(lisafx/iStock)

The Careerist is chatting with Sang Kim, the co-managing partner of DLA Piper’s Silicon Valley office. A tax lawyer, Kim is also a member of the firm’s executive and diversity committees.

Today, Kim discusses diversity in Silicon Valley, what associates should be doing besides working, and the (slow) art of client cultivation.

Let’s start with diversity in Silicon Valley. With so many Asian techies and entrepreneurs running around, I have to assume that being an Asian-American lawyer in the Valley is a major advantage.
Asian-Americans are aware of each other but there’s not much of a collective mentality—which is typical of Silicon Valley culture. There are so many Asian-Americans here, they are a dime a dozen. Being Asian here is a nonissue.

What about blacks and Latinos in the Valley?
They represent a very, very small segment in the tech industry. They are the true minorities. [Unlike Asian-American lawyers,] they lack critical mass from the beginning. It’s a different kind of pipeline issue.

If there’s no pipeline issue with Asian-American lawyers, why aren’t we seeing more of them leading firms in Silicon Valley? Are they still hampered by the stereotype that Asians make great foot soldiers but not leaders?
I think [the stereotype] is a nonsequitur. It’s valid point only if you’ve done everything possible to position yourself properly then don’t make it. But I don’t see people trying enough. Before you can get to the institutional problem, you have to ask what you are doing…. If you’re Asian-American, and you think, “I’m not cut out for this,” you’re cutting yourself short.

As an Asian-American who’s running the office of a big firm, you must be a magnet for diverse associates who want your advice.
I can think of very few times when [any] associate approached me. Most don’t. So much of being successful is gathering intelligence, then creating a roadmap.

So what should associates be doing?
They should ask at least five partners to lunch in the next six months. Ask them about their career path, what they wish they had known at their age, how their career [was] affected when they had a family. After a while, certain themes will emerge.

I can understand why associates don’t take that kind of initiative. Maybe they’re scared of you.
Exactly. But you shouldn’t be. People will be honest if you ask them questions. You get tons of information, and you’ve started a relationship. Someone might say, “You know, she’s sharp and she’s the only person who’ve asked me to lunch.”

Did you actually do a lot of lunches when you were a junior lawyer?
I had an epiphany when I was in my third or fourth year of practice. I realized that I needed more of a sustainable group of people.
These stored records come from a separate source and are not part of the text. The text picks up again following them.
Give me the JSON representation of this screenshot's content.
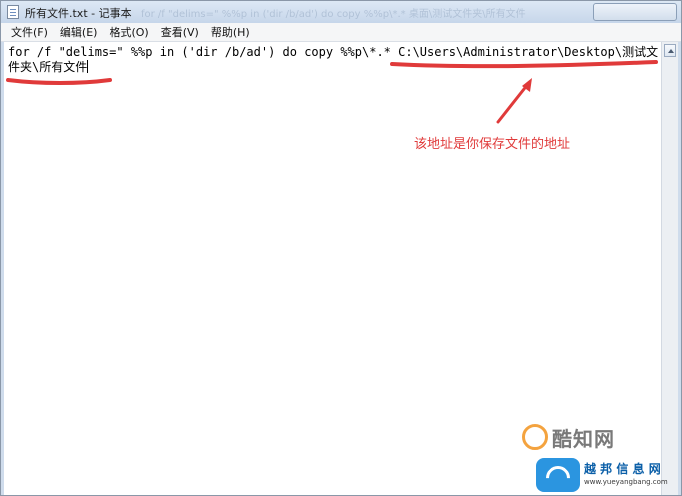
{
  "window": {
    "title": "所有文件.txt - 记事本",
    "title_ghost": "for /f \"delims=\" %%p in ('dir /b/ad') do copy %%p\\*.* 桌面\\测试文件夹\\所有文件"
  },
  "menu": [
    {
      "label": "文件(F)"
    },
    {
      "label": "编辑(E)"
    },
    {
      "label": "格式(O)"
    },
    {
      "label": "查看(V)"
    },
    {
      "label": "帮助(H)"
    }
  ],
  "editor": {
    "text": "for /f \"delims=\" %%p in ('dir /b/ad') do copy %%p\\*.* C:\\Users\\Administrator\\Desktop\\测试文件夹\\所有文件"
  },
  "annotation": {
    "note": "该地址是你保存文件的地址",
    "color": "#e03a3a"
  },
  "watermarks": {
    "wm1": "酷知网",
    "wm2_title": "越 邦 信 息 网",
    "wm2_url": "www.yueyangbang.com"
  }
}
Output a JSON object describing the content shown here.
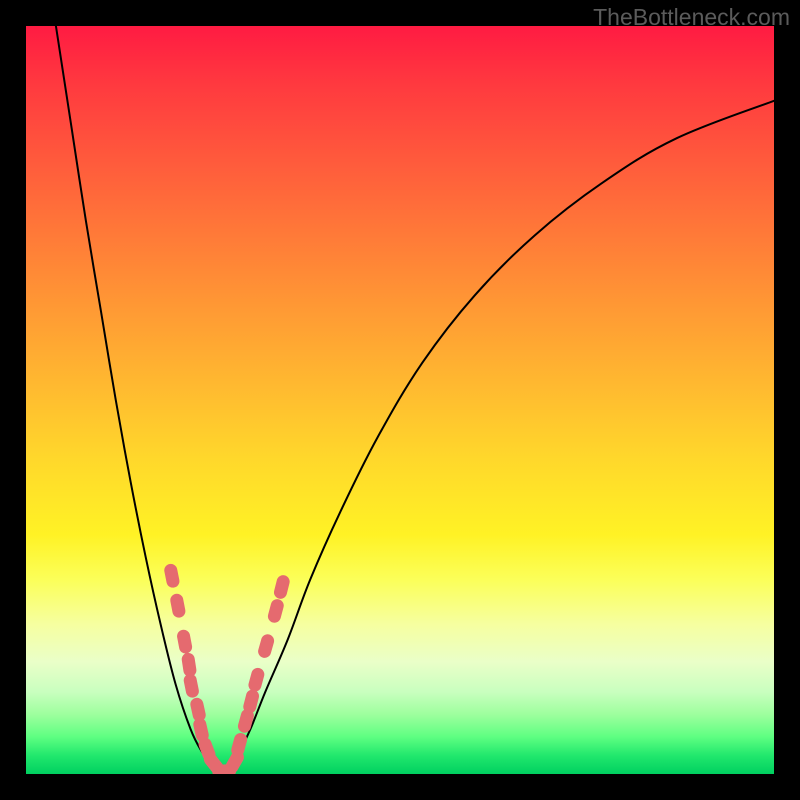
{
  "watermark_text": "TheBottleneck.com",
  "colors": {
    "frame": "#000000",
    "curve_stroke": "#000000",
    "marker_fill": "#e56a6f",
    "marker_stroke": "#d95a60"
  },
  "chart_data": {
    "type": "line",
    "title": "",
    "xlabel": "",
    "ylabel": "",
    "xlim": [
      0,
      100
    ],
    "ylim": [
      0,
      100
    ],
    "grid": false,
    "legend": false,
    "series": [
      {
        "name": "left-branch",
        "x": [
          4,
          6,
          8,
          10,
          12,
          14,
          16,
          18,
          20,
          22,
          23.5,
          25,
          26
        ],
        "y": [
          100,
          87,
          74,
          62,
          50,
          39,
          29,
          20,
          12,
          6,
          3,
          1,
          0
        ]
      },
      {
        "name": "right-branch",
        "x": [
          26,
          27,
          28.5,
          30,
          32,
          35,
          38,
          42,
          47,
          53,
          60,
          68,
          77,
          87,
          100
        ],
        "y": [
          0,
          1,
          3,
          6,
          11,
          18,
          26,
          35,
          45,
          55,
          64,
          72,
          79,
          85,
          90
        ]
      }
    ],
    "markers": {
      "name": "highlighted-region",
      "shape": "pill",
      "points": [
        {
          "x": 19.5,
          "y": 26.5
        },
        {
          "x": 20.3,
          "y": 22.5
        },
        {
          "x": 21.2,
          "y": 17.7
        },
        {
          "x": 21.8,
          "y": 14.6
        },
        {
          "x": 22.1,
          "y": 11.8
        },
        {
          "x": 23.0,
          "y": 8.6
        },
        {
          "x": 23.4,
          "y": 5.9
        },
        {
          "x": 24.2,
          "y": 3.3
        },
        {
          "x": 25.1,
          "y": 1.4
        },
        {
          "x": 26.5,
          "y": 0.4
        },
        {
          "x": 27.9,
          "y": 1.6
        },
        {
          "x": 28.5,
          "y": 3.9
        },
        {
          "x": 29.4,
          "y": 7.1
        },
        {
          "x": 30.1,
          "y": 9.7
        },
        {
          "x": 30.8,
          "y": 12.6
        },
        {
          "x": 32.1,
          "y": 17.1
        },
        {
          "x": 33.4,
          "y": 21.8
        },
        {
          "x": 34.2,
          "y": 25.0
        }
      ]
    }
  }
}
I had lunch with people three or four times a week: competitors, colleagues, clients, potential clients. I didn’t discriminate. I’d have lunch with anyone. Then all of a sudden, this person I’d been having lunch with became a head of a division…. I didn’t know what I was doing with the lunch program but I had a network.
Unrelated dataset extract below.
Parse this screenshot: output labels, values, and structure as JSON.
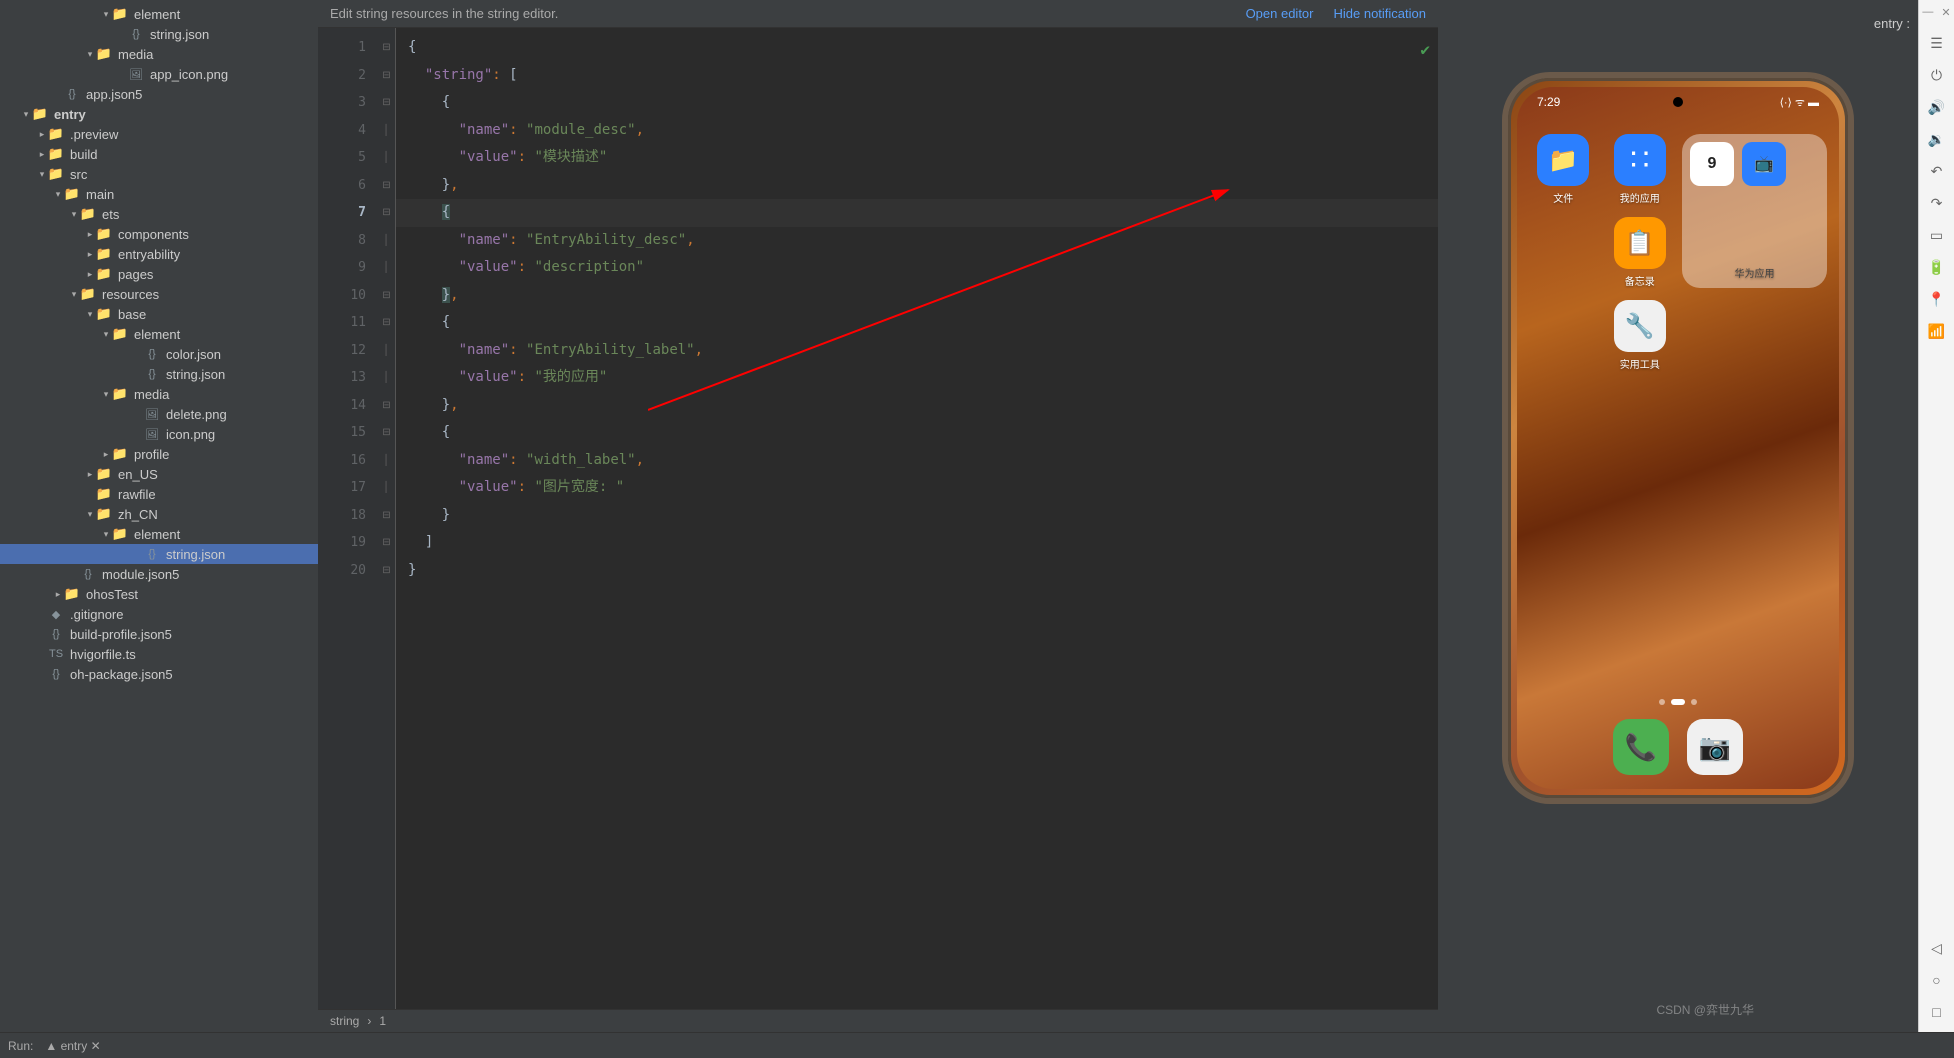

Wow. I don’t think of tax lawyers doing this kind of thing.
If I can do it, anyone can.

At what point during those relationships, do you pop the question, “Hey, can I get your business”?
I never ask for work. Maybe that’s the Asian side of me. People know what I do. I usually say, “Let’s stay in touch, and I hope one day, we’ll have the opportunity to work together.”

And how long does it usually take for those relationships to turn into business?
I’d say it’s a three-year process. It’s a long-term investment. You fundamentally have to be interested in people and learn about what they’re doing. Business is a by-product.

After this interview, you’ll be swamped with lunch requests.
You’d be amazed how few will ask.

E-mail: vchen@alm.com Twitter: https://twitter.com/lawcareerist